Citation: Dreher H. Mind-body interventions for surgery: evidence and exigency. Advances In Mind Body Medicine 1998;14:207-222.

15 Aug

At Columbia Presbyterian Medical Center, Ashton, Whitworth, et al found that patients who were taught self-hypnosis/relaxation techniques before undergoing first-time elective coronary artery bypass surgery were significantly more relaxed following the operation, as compared to a control group. They also used significantly less pain medication. Surgical outcomes were the same for both groups.

Citation: Ashton C Jr, Whitworth GC, et al. Self-hypnosis reduces anxiety following coronary artery bypass surgery. A prospective, randomized trial. J. Cardiovascular Surgery(Torino). 1997 Feb; 38(1): pp. 69-75.

15 Aug

The effects of guided imagery on comfort of women with early stage breast cancer undergoing radiation therapy.

Katherine Kolcaba, PhD, RN (U of Akron) and Christine Fox, PhD, (U of Toledo) found guided imagery to be an effective intervention for increasing comfort and reducing anxiety in 53 women with early stage breast cancer undergoing Radiation Therapy.
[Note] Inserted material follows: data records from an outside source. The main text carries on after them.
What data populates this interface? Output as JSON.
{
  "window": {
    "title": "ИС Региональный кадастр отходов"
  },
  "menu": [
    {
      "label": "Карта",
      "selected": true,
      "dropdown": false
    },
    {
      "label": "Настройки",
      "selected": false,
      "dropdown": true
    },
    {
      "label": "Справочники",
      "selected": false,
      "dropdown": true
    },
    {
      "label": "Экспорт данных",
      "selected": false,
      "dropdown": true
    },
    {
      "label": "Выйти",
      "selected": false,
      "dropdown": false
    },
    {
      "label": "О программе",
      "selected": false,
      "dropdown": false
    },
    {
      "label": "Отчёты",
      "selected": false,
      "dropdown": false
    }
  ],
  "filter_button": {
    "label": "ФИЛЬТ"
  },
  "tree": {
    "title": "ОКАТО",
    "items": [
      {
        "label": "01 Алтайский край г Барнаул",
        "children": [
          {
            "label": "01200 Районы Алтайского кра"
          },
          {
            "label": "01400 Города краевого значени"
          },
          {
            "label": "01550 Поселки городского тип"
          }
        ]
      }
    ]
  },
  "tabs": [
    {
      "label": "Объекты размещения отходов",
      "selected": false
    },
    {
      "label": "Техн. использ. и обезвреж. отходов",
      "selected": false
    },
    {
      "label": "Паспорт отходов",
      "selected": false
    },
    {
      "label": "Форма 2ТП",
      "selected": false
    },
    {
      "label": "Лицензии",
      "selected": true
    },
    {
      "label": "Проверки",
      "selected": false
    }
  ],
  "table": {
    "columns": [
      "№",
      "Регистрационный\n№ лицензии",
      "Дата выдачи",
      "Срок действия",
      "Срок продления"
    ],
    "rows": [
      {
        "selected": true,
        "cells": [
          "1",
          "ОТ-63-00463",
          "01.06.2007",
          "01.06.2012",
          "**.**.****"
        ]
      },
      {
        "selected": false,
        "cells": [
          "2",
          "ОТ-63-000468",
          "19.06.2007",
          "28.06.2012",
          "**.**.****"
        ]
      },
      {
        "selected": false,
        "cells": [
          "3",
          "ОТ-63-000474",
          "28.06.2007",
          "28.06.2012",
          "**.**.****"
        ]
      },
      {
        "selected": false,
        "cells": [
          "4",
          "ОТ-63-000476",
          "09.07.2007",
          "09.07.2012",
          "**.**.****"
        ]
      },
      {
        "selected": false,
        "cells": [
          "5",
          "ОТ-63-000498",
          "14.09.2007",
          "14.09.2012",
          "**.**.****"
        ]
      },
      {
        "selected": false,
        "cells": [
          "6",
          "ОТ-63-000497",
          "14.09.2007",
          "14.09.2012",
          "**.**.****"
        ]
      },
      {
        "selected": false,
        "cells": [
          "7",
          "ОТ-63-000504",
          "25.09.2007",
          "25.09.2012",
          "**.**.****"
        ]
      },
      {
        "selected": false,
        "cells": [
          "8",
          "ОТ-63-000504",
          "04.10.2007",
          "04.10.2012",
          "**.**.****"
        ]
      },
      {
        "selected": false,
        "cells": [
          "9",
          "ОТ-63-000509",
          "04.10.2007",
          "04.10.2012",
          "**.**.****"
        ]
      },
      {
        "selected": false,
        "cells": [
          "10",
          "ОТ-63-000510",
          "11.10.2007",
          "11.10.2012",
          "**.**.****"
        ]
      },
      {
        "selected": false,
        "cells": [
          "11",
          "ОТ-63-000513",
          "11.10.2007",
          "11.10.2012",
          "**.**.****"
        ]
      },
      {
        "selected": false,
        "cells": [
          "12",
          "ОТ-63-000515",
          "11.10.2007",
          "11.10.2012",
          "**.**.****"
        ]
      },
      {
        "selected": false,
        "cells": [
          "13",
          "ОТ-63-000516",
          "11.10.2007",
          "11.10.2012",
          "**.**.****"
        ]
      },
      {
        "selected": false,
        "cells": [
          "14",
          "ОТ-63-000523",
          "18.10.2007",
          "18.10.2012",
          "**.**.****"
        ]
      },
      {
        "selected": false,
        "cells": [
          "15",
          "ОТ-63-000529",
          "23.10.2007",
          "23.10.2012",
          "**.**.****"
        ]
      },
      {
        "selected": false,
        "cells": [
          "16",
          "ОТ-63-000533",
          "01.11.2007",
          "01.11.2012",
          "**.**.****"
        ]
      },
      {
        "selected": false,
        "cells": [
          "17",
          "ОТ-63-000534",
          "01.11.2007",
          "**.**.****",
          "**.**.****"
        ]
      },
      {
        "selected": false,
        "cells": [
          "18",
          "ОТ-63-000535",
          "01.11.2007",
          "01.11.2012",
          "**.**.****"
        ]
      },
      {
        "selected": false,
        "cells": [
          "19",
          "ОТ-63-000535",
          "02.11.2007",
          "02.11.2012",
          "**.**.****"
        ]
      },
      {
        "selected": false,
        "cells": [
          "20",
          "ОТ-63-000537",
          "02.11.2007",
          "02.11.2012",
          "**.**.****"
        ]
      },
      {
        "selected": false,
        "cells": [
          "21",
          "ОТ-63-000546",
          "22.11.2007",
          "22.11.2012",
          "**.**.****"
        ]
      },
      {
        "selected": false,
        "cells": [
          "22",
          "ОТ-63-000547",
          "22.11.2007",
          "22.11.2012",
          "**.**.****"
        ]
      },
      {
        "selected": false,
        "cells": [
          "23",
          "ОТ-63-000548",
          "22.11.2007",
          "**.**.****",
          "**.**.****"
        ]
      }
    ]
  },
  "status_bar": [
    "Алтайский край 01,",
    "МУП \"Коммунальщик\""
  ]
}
The investigators designed and recorded imagery specifically for this study. Subjects were most likely to listen just before a treatment.

Citation: Kolcaba K, Fox C. The effects of guided imagery on comfort of women with early stage breast cancer undergoing radiation therapy. Oncol Nurs Forum. 1999 Jan-Feb; 26(1):67-72

15 Aug

Adjunctive non-pharmacological analgesic for invasive procedures: a randomized trial.